In the data below, find every line with the string "JSON" and pull it out.
====== Data shown ======
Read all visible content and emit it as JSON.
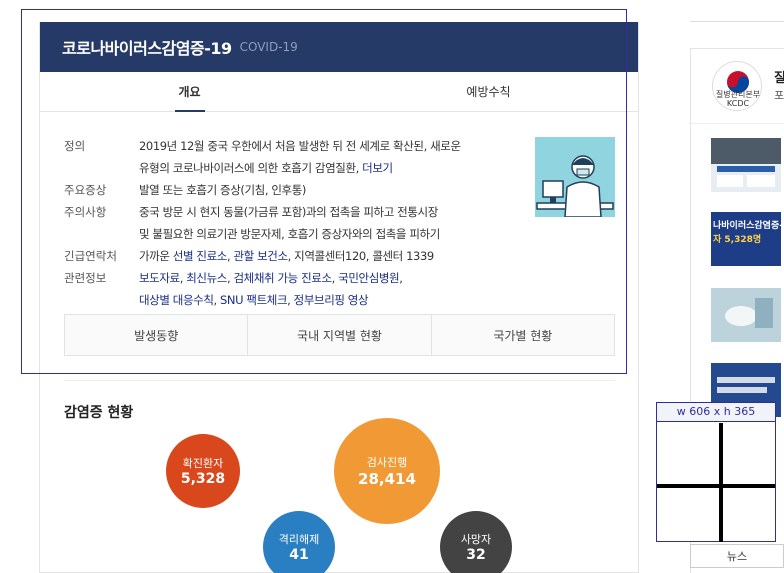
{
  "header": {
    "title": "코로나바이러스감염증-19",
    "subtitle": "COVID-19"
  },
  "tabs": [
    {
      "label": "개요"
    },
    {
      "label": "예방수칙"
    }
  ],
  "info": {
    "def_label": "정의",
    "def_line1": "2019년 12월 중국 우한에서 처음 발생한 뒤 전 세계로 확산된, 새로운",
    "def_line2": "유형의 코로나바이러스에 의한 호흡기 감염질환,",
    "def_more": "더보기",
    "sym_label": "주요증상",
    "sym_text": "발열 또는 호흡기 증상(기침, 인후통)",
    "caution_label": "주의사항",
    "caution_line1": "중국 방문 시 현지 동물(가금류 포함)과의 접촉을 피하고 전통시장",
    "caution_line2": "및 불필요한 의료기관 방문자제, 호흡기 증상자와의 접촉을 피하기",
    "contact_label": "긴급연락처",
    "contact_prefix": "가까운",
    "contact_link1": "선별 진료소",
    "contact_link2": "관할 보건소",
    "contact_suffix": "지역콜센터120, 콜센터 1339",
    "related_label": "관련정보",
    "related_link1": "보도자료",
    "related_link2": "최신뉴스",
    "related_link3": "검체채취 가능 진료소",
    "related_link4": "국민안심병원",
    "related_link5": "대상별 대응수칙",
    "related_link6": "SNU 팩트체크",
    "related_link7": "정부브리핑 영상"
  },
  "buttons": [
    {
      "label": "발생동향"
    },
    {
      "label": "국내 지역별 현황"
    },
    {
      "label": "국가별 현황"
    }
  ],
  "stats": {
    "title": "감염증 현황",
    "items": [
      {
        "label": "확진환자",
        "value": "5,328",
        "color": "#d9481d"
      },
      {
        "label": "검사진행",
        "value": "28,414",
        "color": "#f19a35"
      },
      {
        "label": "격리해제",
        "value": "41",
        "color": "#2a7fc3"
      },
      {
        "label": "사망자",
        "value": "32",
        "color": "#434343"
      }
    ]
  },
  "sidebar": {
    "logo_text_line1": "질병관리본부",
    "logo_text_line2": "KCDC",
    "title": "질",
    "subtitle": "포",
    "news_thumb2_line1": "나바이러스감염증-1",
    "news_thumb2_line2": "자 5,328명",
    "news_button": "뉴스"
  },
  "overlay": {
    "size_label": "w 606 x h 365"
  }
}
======
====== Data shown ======
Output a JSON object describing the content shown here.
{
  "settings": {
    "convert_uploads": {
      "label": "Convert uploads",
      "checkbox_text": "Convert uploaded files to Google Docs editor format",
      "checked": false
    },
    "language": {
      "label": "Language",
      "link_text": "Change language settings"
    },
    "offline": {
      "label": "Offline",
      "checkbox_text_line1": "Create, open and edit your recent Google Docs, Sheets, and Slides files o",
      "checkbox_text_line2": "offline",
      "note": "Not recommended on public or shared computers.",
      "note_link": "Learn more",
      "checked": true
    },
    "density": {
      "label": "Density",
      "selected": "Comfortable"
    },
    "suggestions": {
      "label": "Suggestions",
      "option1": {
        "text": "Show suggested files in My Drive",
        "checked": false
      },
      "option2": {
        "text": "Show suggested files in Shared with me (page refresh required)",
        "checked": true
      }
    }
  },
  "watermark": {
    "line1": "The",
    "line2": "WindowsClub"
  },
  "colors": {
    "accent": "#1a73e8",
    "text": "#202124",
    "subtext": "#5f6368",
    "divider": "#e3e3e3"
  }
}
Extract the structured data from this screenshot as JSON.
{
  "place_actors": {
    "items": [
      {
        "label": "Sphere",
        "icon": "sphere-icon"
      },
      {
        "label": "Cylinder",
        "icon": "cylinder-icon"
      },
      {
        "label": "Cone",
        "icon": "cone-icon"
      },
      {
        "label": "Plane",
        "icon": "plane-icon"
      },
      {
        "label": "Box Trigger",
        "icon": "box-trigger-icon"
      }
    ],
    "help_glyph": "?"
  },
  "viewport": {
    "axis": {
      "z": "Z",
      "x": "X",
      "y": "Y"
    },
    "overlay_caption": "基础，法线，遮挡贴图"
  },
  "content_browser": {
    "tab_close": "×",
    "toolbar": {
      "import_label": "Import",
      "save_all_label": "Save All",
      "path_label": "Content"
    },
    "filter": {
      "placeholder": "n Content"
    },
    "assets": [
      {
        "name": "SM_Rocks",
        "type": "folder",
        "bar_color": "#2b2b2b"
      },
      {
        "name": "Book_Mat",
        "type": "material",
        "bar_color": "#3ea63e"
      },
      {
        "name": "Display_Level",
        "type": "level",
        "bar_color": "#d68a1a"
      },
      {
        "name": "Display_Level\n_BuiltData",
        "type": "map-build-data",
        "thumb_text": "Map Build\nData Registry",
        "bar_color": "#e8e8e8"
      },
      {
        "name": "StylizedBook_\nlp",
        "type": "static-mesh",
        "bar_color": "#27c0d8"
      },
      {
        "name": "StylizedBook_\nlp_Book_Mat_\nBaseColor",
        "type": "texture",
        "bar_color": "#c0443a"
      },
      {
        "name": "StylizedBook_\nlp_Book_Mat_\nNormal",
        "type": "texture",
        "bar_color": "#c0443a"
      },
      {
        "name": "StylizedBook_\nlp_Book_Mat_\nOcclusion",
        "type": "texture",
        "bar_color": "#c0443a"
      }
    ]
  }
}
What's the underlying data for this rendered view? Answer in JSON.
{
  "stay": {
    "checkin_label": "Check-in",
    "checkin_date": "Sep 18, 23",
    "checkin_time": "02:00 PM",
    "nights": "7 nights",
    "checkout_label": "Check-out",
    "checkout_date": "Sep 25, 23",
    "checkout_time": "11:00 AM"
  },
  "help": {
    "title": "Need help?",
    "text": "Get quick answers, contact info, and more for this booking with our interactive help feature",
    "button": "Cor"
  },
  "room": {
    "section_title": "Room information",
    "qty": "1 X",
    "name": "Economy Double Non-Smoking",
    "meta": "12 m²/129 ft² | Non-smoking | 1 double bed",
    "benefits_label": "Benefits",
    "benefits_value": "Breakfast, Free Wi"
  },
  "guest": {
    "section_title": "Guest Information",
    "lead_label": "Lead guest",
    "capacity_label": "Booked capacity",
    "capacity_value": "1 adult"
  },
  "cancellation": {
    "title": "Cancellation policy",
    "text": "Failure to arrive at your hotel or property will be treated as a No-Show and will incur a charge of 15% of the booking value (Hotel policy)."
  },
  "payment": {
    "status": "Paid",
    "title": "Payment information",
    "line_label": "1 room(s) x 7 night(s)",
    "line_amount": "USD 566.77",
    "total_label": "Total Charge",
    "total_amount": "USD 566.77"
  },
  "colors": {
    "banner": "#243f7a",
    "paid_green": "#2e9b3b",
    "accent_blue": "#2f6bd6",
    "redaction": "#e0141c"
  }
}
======
Solution below:
Read all visible content and emit it as JSON.
Output a JSON object describing the content shown here.
Extract the structured data from this screenshot as JSON.
What's the underlying data for this rendered view? Answer in JSON.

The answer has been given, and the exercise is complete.